The task - Your answer should be the full set of entries, given again without alteration.

+++ Entries supplied +++

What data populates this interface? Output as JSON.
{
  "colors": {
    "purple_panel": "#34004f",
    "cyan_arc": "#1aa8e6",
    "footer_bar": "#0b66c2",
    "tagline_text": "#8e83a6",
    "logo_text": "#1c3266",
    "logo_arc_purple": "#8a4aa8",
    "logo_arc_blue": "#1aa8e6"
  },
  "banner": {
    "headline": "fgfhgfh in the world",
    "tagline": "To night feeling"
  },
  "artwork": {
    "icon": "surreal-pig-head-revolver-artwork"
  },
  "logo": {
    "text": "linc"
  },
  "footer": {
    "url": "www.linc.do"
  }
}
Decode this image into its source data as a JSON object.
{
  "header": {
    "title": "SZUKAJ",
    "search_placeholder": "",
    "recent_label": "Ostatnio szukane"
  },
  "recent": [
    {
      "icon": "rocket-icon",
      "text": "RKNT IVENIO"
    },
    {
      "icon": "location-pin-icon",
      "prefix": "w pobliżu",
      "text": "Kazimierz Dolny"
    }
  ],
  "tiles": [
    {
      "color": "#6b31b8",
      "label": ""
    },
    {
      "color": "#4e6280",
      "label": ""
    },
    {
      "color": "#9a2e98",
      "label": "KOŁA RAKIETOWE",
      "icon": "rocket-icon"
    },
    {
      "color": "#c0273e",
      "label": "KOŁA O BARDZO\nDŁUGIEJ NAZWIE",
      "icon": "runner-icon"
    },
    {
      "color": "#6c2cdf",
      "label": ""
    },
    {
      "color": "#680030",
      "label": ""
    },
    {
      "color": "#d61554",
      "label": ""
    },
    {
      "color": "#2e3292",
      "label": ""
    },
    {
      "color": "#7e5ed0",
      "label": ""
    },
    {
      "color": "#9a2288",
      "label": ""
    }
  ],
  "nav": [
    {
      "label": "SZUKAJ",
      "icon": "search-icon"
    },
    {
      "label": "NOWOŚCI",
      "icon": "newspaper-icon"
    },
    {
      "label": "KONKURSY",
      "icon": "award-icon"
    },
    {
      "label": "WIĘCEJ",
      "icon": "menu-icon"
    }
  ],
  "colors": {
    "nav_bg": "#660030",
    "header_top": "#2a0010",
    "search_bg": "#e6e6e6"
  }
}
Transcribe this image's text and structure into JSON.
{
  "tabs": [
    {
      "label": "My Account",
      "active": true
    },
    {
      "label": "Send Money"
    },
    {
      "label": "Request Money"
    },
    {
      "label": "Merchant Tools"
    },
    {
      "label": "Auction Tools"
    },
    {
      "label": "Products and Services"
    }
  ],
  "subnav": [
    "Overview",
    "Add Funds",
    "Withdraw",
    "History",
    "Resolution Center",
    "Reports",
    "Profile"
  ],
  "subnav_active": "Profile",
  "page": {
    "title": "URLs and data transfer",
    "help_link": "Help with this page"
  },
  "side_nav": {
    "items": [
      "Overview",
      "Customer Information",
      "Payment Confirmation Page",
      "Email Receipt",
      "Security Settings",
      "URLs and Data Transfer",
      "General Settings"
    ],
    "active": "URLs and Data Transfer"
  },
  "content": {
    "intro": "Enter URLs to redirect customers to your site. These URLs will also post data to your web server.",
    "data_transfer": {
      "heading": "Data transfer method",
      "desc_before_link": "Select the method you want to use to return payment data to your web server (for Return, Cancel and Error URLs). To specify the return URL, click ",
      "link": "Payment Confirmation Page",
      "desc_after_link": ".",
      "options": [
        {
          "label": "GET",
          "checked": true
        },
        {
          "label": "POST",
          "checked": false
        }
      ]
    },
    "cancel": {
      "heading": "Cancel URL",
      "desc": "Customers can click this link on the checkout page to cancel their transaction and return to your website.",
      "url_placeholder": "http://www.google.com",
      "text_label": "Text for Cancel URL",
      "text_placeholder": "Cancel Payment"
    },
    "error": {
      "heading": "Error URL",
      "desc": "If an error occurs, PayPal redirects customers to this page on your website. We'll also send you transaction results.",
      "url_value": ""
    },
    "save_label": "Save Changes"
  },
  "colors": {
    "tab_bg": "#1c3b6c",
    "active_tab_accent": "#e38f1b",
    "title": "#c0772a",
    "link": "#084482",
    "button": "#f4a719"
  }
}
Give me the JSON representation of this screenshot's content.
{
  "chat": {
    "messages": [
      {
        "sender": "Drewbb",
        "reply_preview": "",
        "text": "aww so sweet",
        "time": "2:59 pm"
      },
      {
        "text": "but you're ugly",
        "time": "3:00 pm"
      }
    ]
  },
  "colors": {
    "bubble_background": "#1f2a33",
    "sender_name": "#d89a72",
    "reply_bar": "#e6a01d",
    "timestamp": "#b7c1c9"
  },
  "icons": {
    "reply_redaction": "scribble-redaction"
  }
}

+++

Answer box -
What data populates this interface? Output as JSON.
{
  "colors": {
    "purple_panel": "#34004f",
    "cyan_arc": "#1aa8e6",
    "footer_bar": "#0b66c2",
    "tagline_text": "#8e83a6",
    "logo_text": "#1c3266",
    "logo_arc_purple": "#8a4aa8",
    "logo_arc_blue": "#1aa8e6"
  },
  "banner": {
    "headline": "fgfhgfh in the world",
    "tagline": "To night feeling"
  },
  "artwork": {
    "icon": "surreal-pig-head-revolver-artwork"
  },
  "logo": {
    "text": "linc"
  },
  "footer": {
    "url": "www.linc.do"
  }
}
Decode this image into its source data as a JSON object.
{
  "header": {
    "title": "SZUKAJ",
    "search_placeholder": "",
    "recent_label": "Ostatnio szukane"
  },
  "recent": [
    {
      "icon": "rocket-icon",
      "text": "RKNT IVENIO"
    },
    {
      "icon": "location-pin-icon",
      "prefix": "w pobliżu",
      "text": "Kazimierz Dolny"
    }
  ],
  "tiles": [
    {
      "color": "#6b31b8",
      "label": ""
    },
    {
      "color": "#4e6280",
      "label": ""
    },
    {
      "color": "#9a2e98",
      "label": "KOŁA RAKIETOWE",
      "icon": "rocket-icon"
    },
    {
      "color": "#c0273e",
      "label": "KOŁA O BARDZO\nDŁUGIEJ NAZWIE",
      "icon": "runner-icon"
    },
    {
      "color": "#6c2cdf",
      "label": ""
    },
    {
      "color": "#680030",
      "label": ""
    },
    {
      "color": "#d61554",
      "label": ""
    },
    {
      "color": "#2e3292",
      "label": ""
    },
    {
      "color": "#7e5ed0",
      "label": ""
    },
    {
      "color": "#9a2288",
      "label": ""
    }
  ],
  "nav": [
    {
      "label": "SZUKAJ",
      "icon": "search-icon"
    },
    {
      "label": "NOWOŚCI",
      "icon": "newspaper-icon"
    },
    {
      "label": "KONKURSY",
      "icon": "award-icon"
    },
    {
      "label": "WIĘCEJ",
      "icon": "menu-icon"
    }
  ],
  "colors": {
    "nav_bg": "#660030",
    "header_top": "#2a0010",
    "search_bg": "#e6e6e6"
  }
}
Transcribe this image's text and structure into JSON.
{
  "tabs": [
    {
      "label": "My Account",
      "active": true
    },
    {
      "label": "Send Money"
    },
    {
      "label": "Request Money"
    },
    {
      "label": "Merchant Tools"
    },
    {
      "label": "Auction Tools"
    },
    {
      "label": "Products and Services"
    }
  ],
  "subnav": [
    "Overview",
    "Add Funds",
    "Withdraw",
    "History",
    "Resolution Center",
    "Reports",
    "Profile"
  ],
  "subnav_active": "Profile",
  "page": {
    "title": "URLs and data transfer",
    "help_link": "Help with this page"
  },
  "side_nav": {
    "items": [
      "Overview",
      "Customer Information",
      "Payment Confirmation Page",
      "Email Receipt",
      "Security Settings",
      "URLs and Data Transfer",
      "General Settings"
    ],
    "active": "URLs and Data Transfer"
  },
  "content": {
    "intro": "Enter URLs to redirect customers to your site. These URLs will also post data to your web server.",
    "data_transfer": {
      "heading": "Data transfer method",
      "desc_before_link": "Select the method you want to use to return payment data to your web server (for Return, Cancel and Error URLs). To specify the return URL, click ",
      "link": "Payment Confirmation Page",
      "desc_after_link": ".",
      "options": [
        {
          "label": "GET",
          "checked": true
        },
        {
          "label": "POST",
          "checked": false
        }
      ]
    },
    "cancel": {
      "heading": "Cancel URL",
      "desc": "Customers can click this link on the checkout page to cancel their transaction and return to your website.",
      "url_placeholder": "http://www.google.com",
      "text_label": "Text for Cancel URL",
      "text_placeholder": "Cancel Payment"
    },
    "error": {
      "heading": "Error URL",
      "desc": "If an error occurs, PayPal redirects customers to this page on your website. We'll also send you transaction results.",
      "url_value": ""
    },
    "save_label": "Save Changes"
  },
  "colors": {
    "tab_bg": "#1c3b6c",
    "active_tab_accent": "#e38f1b",
    "title": "#c0772a",
    "link": "#084482",
    "button": "#f4a719"
  }
}
Give me the JSON representation of this screenshot's content.
{
  "chat": {
    "messages": [
      {
        "sender": "Drewbb",
        "reply_preview": "",
        "text": "aww so sweet",
        "time": "2:59 pm"
      },
      {
        "text": "but you're ugly",
        "time": "3:00 pm"
      }
    ]
  },
  "colors": {
    "bubble_background": "#1f2a33",
    "sender_name": "#d89a72",
    "reply_bar": "#e6a01d",
    "timestamp": "#b7c1c9"
  },
  "icons": {
    "reply_redaction": "scribble-redaction"
  }
}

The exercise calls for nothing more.